▸ Information:
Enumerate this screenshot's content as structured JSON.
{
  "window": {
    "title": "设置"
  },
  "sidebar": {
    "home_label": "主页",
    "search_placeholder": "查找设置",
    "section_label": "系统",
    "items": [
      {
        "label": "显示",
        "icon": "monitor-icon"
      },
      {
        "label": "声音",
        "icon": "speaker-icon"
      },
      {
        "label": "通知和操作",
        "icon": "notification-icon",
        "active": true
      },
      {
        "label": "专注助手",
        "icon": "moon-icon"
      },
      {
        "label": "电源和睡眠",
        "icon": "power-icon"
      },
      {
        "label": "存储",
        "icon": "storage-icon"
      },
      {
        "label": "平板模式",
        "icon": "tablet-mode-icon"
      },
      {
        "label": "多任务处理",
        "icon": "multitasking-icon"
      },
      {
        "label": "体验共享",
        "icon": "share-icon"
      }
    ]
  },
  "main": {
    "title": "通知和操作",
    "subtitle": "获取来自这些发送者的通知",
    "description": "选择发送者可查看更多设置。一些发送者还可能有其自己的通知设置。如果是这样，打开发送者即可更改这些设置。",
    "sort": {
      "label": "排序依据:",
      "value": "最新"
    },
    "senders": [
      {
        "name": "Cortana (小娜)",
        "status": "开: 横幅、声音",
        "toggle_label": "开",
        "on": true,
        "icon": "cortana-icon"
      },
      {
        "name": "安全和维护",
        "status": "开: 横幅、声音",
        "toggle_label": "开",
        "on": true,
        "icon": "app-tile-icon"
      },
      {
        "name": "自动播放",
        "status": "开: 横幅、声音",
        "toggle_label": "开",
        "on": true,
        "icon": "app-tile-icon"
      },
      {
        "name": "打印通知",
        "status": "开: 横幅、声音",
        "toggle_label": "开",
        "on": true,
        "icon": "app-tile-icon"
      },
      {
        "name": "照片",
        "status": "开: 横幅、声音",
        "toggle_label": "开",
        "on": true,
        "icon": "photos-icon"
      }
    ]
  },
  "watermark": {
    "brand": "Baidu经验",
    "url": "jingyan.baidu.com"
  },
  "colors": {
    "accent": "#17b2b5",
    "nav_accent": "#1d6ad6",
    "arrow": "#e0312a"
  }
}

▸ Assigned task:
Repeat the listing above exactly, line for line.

▸ Response to this exercise:
Enumerate this screenshot's content as structured JSON.
{
  "window": {
    "title": "设置"
  },
  "sidebar": {
    "home_label": "主页",
    "search_placeholder": "查找设置",
    "section_label": "系统",
    "items": [
      {
        "label": "显示",
        "icon": "monitor-icon"
      },
      {
        "label": "声音",
        "icon": "speaker-icon"
      },
      {
        "label": "通知和操作",
        "icon": "notification-icon",
        "active": true
      },
      {
        "label": "专注助手",
        "icon": "moon-icon"
      },
      {
        "label": "电源和睡眠",
        "icon": "power-icon"
      },
      {
        "label": "存储",
        "icon": "storage-icon"
      },
      {
        "label": "平板模式",
        "icon": "tablet-mode-icon"
      },
      {
        "label": "多任务处理",
        "icon": "multitasking-icon"
      },
      {
        "label": "体验共享",
        "icon": "share-icon"
      }
    ]
  },
  "main": {
    "title": "通知和操作",
    "subtitle": "获取来自这些发送者的通知",
    "description": "选择发送者可查看更多设置。一些发送者还可能有其自己的通知设置。如果是这样，打开发送者即可更改这些设置。",
    "sort": {
      "label": "排序依据:",
      "value": "最新"
    },
    "senders": [
      {
        "name": "Cortana (小娜)",
        "status": "开: 横幅、声音",
        "toggle_label": "开",
        "on": true,
        "icon": "cortana-icon"
      },
      {
        "name": "安全和维护",
        "status": "开: 横幅、声音",
        "toggle_label": "开",
        "on": true,
        "icon": "app-tile-icon"
      },
      {
        "name": "自动播放",
        "status": "开: 横幅、声音",
        "toggle_label": "开",
        "on": true,
        "icon": "app-tile-icon"
      },
      {
        "name": "打印通知",
        "status": "开: 横幅、声音",
        "toggle_label": "开",
        "on": true,
        "icon": "app-tile-icon"
      },
      {
        "name": "照片",
        "status": "开: 横幅、声音",
        "toggle_label": "开",
        "on": true,
        "icon": "photos-icon"
      }
    ]
  },
  "watermark": {
    "brand": "Baidu经验",
    "url": "jingyan.baidu.com"
  },
  "colors": {
    "accent": "#17b2b5",
    "nav_accent": "#1d6ad6",
    "arrow": "#e0312a"
  }
}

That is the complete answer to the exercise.